### [TASK DESCRIPTION]
Lines containing "valor" should be pulled from the material below.

### [SUPPLIED INFORMATION]
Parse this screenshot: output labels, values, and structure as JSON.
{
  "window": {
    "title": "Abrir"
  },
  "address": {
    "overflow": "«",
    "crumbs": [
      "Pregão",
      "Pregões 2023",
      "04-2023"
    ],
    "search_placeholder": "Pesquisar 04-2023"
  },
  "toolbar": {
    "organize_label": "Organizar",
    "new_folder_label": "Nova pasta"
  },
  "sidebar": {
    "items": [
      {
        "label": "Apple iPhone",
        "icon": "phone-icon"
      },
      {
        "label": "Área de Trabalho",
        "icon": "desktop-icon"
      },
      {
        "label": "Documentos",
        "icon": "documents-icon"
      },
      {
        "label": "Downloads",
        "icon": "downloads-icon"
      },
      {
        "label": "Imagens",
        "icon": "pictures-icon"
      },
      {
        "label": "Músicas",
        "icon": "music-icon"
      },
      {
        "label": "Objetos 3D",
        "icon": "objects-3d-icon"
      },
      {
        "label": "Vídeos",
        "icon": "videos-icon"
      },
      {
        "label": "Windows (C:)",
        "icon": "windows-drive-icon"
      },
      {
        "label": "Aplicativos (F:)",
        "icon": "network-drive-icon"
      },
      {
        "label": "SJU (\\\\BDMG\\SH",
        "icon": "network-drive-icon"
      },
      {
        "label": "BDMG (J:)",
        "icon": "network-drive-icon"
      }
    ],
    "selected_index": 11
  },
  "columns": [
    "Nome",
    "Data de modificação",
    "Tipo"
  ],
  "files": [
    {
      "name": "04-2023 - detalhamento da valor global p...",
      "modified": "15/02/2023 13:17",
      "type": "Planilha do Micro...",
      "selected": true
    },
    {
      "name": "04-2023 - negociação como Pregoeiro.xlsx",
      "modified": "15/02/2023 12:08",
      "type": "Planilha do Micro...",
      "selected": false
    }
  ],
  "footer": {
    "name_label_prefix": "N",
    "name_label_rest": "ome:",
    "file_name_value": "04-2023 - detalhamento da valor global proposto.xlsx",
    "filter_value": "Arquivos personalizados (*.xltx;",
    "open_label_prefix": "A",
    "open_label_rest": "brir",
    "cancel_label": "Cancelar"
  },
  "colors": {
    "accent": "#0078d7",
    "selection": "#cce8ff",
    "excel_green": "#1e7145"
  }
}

### [REPLY TO THE EXERCISE]
      "name": "04-2023 - detalhamento da valor global p...",
    "file_name_value": "04-2023 - detalhamento da valor global proposto.xlsx",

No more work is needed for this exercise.